A teenager peed into one of Portland, Oregon's drinking water reservoirs – a 38-million gallon repository of good, potable H2O – and now the city intends to drain it. This is a very, very dumb idea.
Above: Mt. Tabour Reservoir #1, the body of water into which the teenager peed. Photo Credit: viper007bond via DeviantART
How dumb? Slate's Laura Helmuth and AP's Seth Borenstein ran some numbers:
...a typical urination of about 1/8 gallon in a reservoir of 38 million gallons amounts to a concentration of 3 parts per billion. That's billion with a b. For comparison, the Environmental Protection Agency's limit for arsenic in drinking water—arsenic!—is 10 ppb.
The EPA doesn't appear to have a limit for urine in drinking water, but it does limitnitrates in drinking water to 10,000 ppb, and urine does contain a lot of nitrogen, so let's use that as a proxy.
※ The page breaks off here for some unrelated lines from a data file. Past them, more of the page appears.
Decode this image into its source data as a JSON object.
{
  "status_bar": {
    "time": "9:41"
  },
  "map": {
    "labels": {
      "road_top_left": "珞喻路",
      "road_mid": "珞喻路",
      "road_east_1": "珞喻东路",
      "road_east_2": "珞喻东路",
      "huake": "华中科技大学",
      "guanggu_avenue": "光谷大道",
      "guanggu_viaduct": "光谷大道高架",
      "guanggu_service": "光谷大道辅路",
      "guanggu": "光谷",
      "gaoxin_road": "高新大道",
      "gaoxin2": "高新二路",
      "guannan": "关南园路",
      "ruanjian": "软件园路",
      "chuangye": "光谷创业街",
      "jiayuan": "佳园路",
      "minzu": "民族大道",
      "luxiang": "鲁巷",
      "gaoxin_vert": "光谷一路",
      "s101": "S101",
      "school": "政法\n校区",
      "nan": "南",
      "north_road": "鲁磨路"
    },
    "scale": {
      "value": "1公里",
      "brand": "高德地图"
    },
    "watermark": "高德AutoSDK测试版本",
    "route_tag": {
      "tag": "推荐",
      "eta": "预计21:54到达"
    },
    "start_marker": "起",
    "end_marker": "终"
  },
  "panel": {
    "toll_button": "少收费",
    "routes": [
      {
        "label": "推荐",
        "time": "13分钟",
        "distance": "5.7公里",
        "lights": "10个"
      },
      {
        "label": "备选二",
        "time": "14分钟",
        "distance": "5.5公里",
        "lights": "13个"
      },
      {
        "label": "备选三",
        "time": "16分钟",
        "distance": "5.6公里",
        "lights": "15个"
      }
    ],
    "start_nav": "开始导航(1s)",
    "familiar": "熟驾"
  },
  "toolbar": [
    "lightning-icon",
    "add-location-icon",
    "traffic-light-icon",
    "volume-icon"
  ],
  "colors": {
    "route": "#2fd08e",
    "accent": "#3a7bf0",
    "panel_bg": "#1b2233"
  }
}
How many times would that teenager have to pee in a Portland reservoir to produce a urine concentration approaching the EPA's limit for nitrates in drinking water? About 3,333 times.
But of course urine is 95 percent water. (If you're ever trapped in rubble after a natural disaster, go ahead and drink it.) Only about 2 percent of urine is nitrogen-rich urea. That means he'd have to urinate 166,666 times for the concentration of urea to approach that of the EPA's limit for nitrates in drinking water.
According to the Associated Press, Portland Water Bureau spokesman David Shaff says it is well understood that the urine poses little risk, but that the city has opted to do away with the water anyway due to what he calls "a perceived difference."
"Our customers don't anticipate drinking water that's been contaminated by some yahoo who decided to pee into a reservoir," he said.
Do your customers anticipate paying to drain 38-million gallons of water that everyone admits is perfectly safe to drink, just because there is security cam footage of somebody peeing in it? What about the stuff that winds up in the drink that we don't have video footage of? Odds are high an animal has straight up died in that reservoir. This is literally an open, exposed pool of water we're talking about. How picky can the city really afford to be, when it comes to what does and does not enter its uncovered water supply? Who exactly is the bigger yahoo, here?
Dammit, Portland, you're supposed to be cooler than this. Get your act together.